- [Task brief]: Show all lines of the listing that contain the word "Andel".

- [Records]:
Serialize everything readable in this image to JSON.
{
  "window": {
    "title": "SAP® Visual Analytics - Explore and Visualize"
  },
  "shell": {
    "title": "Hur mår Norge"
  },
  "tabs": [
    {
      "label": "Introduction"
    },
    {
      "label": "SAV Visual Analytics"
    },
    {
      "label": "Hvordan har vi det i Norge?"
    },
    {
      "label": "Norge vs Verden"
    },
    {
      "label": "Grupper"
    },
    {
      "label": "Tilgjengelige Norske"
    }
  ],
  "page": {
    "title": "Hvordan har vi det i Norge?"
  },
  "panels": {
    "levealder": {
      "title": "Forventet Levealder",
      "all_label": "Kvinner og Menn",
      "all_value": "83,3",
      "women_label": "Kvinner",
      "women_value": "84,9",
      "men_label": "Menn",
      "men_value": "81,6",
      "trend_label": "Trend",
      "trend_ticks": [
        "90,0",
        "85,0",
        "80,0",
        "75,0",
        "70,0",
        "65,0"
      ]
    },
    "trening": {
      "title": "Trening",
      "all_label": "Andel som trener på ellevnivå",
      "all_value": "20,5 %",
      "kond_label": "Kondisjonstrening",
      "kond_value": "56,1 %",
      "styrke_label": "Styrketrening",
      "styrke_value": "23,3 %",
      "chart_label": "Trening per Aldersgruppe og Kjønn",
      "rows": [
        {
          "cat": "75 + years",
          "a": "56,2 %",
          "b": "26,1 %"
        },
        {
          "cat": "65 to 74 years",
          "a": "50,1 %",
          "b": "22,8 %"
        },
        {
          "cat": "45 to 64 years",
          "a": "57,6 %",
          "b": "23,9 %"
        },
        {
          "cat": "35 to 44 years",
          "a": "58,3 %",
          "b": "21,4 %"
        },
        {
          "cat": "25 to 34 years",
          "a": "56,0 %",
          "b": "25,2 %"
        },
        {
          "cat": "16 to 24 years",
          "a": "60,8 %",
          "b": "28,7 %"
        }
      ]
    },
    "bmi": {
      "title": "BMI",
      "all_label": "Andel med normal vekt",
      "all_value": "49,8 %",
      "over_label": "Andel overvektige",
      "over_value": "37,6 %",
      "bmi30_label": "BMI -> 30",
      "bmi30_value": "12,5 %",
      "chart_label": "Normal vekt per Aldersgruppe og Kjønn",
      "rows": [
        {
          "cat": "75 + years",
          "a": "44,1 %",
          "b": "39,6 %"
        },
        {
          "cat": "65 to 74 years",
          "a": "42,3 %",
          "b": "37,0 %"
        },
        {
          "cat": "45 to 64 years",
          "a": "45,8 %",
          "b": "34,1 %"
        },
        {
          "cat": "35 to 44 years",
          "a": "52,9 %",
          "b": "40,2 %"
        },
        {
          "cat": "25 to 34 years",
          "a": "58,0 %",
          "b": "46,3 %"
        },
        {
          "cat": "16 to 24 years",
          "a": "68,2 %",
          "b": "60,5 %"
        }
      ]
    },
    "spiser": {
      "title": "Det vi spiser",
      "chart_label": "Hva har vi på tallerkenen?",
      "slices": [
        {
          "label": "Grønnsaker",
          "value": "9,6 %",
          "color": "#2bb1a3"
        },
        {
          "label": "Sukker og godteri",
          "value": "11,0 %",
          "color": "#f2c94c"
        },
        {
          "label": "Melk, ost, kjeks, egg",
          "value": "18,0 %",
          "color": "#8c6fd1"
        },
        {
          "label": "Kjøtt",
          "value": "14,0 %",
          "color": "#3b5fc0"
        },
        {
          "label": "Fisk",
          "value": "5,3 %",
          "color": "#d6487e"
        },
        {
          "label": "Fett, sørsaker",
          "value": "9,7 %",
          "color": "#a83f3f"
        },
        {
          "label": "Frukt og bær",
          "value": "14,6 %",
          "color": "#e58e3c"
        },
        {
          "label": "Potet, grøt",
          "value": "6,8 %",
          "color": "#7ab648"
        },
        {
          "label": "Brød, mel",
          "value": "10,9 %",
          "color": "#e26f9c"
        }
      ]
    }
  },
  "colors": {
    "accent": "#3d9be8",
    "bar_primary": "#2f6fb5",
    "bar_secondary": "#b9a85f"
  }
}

- [Reply]:
      "all_label": "Andel som trener på ellevnivå",
      "all_label": "Andel med normal vekt",
      "over_label": "Andel overvektige",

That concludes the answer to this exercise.